Content starts
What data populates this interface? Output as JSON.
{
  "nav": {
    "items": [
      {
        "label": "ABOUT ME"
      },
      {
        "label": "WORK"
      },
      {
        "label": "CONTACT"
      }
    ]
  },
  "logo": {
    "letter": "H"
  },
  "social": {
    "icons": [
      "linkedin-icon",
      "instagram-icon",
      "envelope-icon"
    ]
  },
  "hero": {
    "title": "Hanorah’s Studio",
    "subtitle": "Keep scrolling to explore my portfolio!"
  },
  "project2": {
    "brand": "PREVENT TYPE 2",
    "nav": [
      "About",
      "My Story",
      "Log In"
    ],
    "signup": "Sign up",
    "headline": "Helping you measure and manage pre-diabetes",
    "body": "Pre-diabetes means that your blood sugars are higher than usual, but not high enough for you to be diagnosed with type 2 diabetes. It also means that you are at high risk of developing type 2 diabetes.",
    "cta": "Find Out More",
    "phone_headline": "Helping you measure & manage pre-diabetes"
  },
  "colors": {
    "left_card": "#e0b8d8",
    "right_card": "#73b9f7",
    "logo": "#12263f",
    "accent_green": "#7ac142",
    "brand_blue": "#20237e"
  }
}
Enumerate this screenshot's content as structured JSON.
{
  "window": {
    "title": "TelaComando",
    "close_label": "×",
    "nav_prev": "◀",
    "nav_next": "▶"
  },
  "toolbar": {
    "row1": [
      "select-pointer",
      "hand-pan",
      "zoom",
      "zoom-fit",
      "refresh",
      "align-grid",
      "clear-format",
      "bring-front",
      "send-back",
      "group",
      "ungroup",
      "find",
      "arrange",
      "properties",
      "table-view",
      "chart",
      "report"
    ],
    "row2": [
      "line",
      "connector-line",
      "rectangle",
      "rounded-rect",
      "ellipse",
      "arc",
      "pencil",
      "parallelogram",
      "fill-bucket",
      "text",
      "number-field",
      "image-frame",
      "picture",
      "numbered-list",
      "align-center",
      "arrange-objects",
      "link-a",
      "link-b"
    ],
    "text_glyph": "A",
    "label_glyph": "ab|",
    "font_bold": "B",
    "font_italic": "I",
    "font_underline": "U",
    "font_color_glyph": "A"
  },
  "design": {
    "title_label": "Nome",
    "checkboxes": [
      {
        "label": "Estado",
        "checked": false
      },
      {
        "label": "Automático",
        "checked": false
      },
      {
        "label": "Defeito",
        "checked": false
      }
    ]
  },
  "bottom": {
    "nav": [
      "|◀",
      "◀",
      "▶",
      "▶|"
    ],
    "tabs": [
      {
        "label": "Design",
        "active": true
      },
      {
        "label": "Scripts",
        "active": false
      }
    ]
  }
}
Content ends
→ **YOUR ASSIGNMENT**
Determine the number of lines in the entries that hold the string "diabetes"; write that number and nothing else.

→ **OUTPUT BELOW**
3